There has been a series of scientific studies on activity that draws us away from our schedules and helps us to practice just being instead. One example is 'therapeutic horticulture' – which basically means gardening – which has shown it can improve your mental health. In his excellent new book Lost Connections Johann Hari highlights one study that showed that a gardening program in Norway had double the effect of anti-depressants for the depressed people who took part. 

An excessive outward focus (often called materialism) isn’t just bad for the planet, it's bad for our inner lives. It means we are looking in the wrong places for the things that bring us closer to good mental health. As many therapists testify, it is sometimes when the comforts of life are stripped away from us that we take the time to work out what really makes us tick and how we can strengthen our resilience.

Tips for your mental health this Christmas

We asked staff and supporters what they do to look after their mental health at Christmas time. They gave an excellent range of tips that anyone can try.

What can you do for your mental health this Christmas?

In his epic book Man’s Search For Meaning, psychiatrist Victor Frankl writes powerfully about how he learnt to 'intensify his inner life' in his struggle for survival at the concentration camps of Auschwitz. Despite the depravity and injustice that he faced every day, Frankl was able to find a measure of dignity and even joy as he fought off the threat of despair.  Finding a purpose in pain, Frankl argues, is an essential survival skill.

We know that our mental health can be dramatically affected by negative circumstances in our lives. It is much harder to be able find time to garden, for example, if you are experiencing job insecurity, homelessness or discrimination. All forms of trauma and stress increase our risks to poor mental health. However, as Frankl’s example shows, investing in our inner lives is still  an option open to all of us. It is a bit like taking out a free insurance policy to give us a measure of protection when the difficult times do come. This process of becoming more aware of our mental health is one of the key steps to preventing and recovering from mental health problems.

What can you do?

This Christmas, ask yourself what you can do to focus inwards, to come off auto-pilot and turn on the beauty of your inner lights?

For me, 10 minutes of mindfulness or just slow breathing is the thing that helps me connect with the present. I need that time to feel more vividly alive. Our own evidence from our online mindfulness course shows just how effective mindfulness is: it really works.  
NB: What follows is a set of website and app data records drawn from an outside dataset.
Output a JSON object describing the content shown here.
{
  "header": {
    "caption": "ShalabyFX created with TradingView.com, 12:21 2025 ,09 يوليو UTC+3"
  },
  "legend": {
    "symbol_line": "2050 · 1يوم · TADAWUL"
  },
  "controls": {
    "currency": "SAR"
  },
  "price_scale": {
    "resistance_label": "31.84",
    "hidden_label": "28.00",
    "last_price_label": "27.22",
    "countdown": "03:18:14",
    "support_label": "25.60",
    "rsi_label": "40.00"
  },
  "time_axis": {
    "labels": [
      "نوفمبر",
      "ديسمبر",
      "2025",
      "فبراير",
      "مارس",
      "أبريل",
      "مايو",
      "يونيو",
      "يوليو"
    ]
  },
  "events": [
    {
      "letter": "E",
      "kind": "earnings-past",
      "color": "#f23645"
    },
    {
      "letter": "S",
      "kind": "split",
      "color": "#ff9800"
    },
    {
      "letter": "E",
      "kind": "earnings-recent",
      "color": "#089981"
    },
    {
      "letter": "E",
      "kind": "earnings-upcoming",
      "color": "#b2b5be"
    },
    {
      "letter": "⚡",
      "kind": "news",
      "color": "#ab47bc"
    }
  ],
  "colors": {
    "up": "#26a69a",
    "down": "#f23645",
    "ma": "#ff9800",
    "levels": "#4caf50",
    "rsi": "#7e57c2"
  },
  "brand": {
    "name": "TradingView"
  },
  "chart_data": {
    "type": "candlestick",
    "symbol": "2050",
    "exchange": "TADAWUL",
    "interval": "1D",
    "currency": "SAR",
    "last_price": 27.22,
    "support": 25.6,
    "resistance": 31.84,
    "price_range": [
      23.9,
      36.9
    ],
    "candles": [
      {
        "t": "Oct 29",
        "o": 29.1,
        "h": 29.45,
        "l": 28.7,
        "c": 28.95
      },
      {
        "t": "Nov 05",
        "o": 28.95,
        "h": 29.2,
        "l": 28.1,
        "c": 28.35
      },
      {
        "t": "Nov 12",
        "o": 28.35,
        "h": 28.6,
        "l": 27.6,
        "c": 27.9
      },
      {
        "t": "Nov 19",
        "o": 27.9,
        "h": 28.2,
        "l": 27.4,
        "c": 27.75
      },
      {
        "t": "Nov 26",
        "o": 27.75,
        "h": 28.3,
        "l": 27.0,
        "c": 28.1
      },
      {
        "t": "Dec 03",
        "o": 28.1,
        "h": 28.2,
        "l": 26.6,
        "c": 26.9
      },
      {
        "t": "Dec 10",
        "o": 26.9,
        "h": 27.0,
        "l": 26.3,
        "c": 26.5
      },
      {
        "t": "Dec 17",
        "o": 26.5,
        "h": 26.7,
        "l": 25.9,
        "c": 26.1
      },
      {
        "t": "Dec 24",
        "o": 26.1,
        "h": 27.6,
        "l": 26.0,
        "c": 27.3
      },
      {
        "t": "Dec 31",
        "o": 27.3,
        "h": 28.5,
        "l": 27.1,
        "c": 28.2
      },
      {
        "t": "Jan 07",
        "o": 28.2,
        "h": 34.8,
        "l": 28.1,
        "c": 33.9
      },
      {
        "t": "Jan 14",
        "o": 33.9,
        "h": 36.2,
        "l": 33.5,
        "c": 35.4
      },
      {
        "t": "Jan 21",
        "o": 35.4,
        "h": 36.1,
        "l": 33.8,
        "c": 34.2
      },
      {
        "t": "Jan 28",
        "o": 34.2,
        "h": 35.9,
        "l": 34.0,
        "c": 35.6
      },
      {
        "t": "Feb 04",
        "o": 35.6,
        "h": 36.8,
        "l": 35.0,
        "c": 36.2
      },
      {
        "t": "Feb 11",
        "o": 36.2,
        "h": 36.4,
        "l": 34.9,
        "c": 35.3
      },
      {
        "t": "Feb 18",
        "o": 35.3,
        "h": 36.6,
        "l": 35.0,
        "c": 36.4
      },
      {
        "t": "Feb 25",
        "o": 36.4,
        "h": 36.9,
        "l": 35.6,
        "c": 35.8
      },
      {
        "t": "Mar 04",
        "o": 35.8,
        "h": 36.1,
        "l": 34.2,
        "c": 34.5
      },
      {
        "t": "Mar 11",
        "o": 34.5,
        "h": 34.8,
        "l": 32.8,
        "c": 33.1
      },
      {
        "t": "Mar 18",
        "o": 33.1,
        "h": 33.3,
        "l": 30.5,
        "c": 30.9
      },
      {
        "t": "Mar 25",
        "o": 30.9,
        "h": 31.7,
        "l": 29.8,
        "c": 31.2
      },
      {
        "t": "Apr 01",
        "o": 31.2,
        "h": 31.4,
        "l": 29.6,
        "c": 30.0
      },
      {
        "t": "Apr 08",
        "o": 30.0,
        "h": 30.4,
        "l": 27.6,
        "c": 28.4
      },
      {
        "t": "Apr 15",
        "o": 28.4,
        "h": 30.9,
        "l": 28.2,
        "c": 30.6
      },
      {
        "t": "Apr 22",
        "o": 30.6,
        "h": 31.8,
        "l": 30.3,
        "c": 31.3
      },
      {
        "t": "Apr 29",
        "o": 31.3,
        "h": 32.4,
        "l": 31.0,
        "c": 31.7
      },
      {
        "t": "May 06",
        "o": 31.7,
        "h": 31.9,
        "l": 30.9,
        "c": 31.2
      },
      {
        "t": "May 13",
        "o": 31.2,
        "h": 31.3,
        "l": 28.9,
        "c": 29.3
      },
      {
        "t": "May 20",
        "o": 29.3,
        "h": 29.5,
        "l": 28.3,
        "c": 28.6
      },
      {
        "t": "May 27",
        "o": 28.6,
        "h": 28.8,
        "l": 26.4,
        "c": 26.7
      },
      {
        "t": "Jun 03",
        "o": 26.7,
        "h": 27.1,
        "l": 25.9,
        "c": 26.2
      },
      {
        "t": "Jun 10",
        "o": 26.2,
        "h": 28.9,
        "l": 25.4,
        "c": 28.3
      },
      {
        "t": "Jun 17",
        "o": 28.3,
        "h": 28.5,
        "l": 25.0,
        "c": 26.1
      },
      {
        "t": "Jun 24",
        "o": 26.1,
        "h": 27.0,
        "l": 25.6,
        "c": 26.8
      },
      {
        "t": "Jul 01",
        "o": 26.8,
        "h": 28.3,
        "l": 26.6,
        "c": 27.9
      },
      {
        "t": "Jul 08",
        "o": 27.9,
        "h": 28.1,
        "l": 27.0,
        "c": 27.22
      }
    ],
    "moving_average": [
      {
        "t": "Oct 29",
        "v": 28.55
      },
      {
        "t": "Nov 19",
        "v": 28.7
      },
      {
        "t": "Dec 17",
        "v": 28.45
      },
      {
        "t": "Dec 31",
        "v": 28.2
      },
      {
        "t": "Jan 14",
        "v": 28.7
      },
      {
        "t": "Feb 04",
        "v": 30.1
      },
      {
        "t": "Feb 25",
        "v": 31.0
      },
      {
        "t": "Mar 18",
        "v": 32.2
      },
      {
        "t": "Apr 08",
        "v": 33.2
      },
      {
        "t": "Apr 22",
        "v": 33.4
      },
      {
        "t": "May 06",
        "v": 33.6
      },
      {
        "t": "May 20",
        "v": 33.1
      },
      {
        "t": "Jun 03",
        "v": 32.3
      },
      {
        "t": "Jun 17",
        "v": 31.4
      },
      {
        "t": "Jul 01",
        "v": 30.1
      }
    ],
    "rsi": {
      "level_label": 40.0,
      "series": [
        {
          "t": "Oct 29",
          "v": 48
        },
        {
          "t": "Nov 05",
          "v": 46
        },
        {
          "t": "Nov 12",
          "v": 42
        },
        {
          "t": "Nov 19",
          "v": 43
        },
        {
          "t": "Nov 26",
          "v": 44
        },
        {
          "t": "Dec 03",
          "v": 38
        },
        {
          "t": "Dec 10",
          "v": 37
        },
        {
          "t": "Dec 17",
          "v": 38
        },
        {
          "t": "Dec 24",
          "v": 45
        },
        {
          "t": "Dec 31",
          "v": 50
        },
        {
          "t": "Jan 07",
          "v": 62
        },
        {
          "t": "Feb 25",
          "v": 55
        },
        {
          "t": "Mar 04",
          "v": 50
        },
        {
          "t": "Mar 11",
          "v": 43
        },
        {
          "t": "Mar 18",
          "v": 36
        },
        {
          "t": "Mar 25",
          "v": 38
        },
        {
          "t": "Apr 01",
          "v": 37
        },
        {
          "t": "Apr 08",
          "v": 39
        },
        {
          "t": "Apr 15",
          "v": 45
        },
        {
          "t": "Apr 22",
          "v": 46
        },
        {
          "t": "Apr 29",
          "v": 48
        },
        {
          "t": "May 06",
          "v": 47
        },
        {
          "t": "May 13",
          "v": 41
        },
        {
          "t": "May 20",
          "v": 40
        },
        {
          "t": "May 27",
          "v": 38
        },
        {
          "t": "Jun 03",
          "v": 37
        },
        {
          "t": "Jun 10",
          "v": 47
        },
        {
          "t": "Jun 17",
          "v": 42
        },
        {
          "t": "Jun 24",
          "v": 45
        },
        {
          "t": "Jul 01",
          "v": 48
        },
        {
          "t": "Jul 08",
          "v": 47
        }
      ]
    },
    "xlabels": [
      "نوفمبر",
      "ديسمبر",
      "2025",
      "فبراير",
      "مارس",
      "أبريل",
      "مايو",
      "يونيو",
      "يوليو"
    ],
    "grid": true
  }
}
But your inner world is different from mine. Experiment with what works for you.

Don’t be trapped by the 'trappings' of Christmas. Let your inner lights shine!

Tips for your mental health this Christmas

We asked staff and supporters what they do to look after their mental health at Christmas time. They gave an excellent range of tips that anyone can try.

What can you do for your mental health this Christmas?